3. Is Proton even allowed to do this—accepting cryptocurrency as legal tender?
BNM has yet to decide on whether cryptocurrency will even be legal tender in Malaysia. If the Proton HQ knows about this and have given their blessing, are they taking a stance, as the national carmaker?
BNM has, in fact, warned users to exercise caution when dallying with cryptocurrencies.
If BNM does bring the hammer down on cryptocurrencies, will this impact Proton?
4. Is the purchase subject to GST?
Sorry to break the news, but the purchase would probably still be subject to GST. This is because Proton (or this particular dealer) still needs to pay the government GST for every sale, so they’ll probably still charge you for the GST-equivalent in Bitcoin.
They’ll still have to pay the government in Ringgit though.
Here are some other questions we had when we heard the news.
Well, I don’t want to toot my own horn. But we’re netizens, too. And these are some good questions that we think gets overlooked about this crypto-velopment.
5. How does cashflow work?
As an authorised distributor, this store in Seri Kembangan will still have to answer to the parent company Proton for all of its transactions. Not to mention, sales will still be subject to things like GST, which still has to be paid to the government.

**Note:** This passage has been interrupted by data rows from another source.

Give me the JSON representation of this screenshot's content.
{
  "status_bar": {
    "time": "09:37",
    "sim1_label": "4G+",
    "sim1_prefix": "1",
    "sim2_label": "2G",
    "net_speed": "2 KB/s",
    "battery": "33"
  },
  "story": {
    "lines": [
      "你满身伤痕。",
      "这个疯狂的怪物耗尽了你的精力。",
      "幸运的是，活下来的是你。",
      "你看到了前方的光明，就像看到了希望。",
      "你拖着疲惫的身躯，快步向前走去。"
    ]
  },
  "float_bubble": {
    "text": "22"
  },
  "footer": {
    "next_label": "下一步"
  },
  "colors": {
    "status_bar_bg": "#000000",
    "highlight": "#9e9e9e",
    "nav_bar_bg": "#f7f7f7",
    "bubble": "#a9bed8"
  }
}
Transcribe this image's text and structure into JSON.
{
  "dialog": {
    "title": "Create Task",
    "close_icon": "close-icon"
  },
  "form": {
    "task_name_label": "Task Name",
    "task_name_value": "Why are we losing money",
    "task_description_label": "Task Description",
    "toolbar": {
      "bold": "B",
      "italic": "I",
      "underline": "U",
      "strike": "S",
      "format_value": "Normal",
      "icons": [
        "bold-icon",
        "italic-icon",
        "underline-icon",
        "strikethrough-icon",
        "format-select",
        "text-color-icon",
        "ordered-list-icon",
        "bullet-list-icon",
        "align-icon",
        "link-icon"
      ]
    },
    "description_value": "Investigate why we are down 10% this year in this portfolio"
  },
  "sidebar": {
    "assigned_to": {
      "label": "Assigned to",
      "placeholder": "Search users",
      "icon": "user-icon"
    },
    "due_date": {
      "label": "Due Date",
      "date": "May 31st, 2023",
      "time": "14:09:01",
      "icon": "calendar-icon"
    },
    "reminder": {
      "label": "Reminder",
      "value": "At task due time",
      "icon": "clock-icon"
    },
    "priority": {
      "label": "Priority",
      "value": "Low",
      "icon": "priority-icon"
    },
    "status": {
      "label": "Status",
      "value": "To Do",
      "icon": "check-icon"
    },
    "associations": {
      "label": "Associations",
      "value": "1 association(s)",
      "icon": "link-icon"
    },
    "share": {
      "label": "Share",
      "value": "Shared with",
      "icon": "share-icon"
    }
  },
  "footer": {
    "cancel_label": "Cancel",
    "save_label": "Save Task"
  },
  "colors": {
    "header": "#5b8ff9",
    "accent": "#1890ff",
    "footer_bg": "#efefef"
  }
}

So would they have a pool of floater fiat money ready to pay to these head honchos whenever a cryptocurrency sale goes through? Or would they go through the process of converting into Ringgit every time a sale goes through to pay their dues?
6. How involved is Proton in this decision?
The banner announcing the currency acceptance has Proton and DRB-Hicom’s logo proudly emblazoned, but how involved was Proton in this decision?
We have a feeling that someone in Proton’s would at least be aware of this option being made available. But would Proton’s heads be happy with this decision now that it’s blown up?
Or has Proton’s HQ given their blessing for this Bitcoin and Ethereum acceptance long ago?
7. Will Proton backpedal out of the option now that this has blown up?
We may have our opinions about whether this is positive or negative. But the most important question is whether Proton decides if this is positive or negative.
8. How many sales are they making with cryptocurrency as tender?
You can’t help but wonder. Even if this option is available, would customers actually buy using cryptocurrency, even if they own it?
While the comments we’re highlighting seem to lean towards negative, the truth is that opinions are still mixed. As a currency, Bitcoin and Ethereum are still too young to make confident projections about.
And as members of the general public, we’re still not sure what to think about it. After all, rumours about the cryptocurrency bubble still run wild.
Malaysians might have a clearer expectation of cryptocurrency in Malaysia once BNM finally makes their decision. Until then, we’re just going to have a lot of questions.
- Lowyat revealed that a car showroom under Proton is now accepting payments in Bitcoin and Ethereum.
- The internet lit up with questions from curious Malaysians.
- For example, what about the highly volatile nature of cyrptocurrency? Does Proton know about this decision? What are the transaction fees like?
Feature Image Credit: Lowyat forum user Xccess.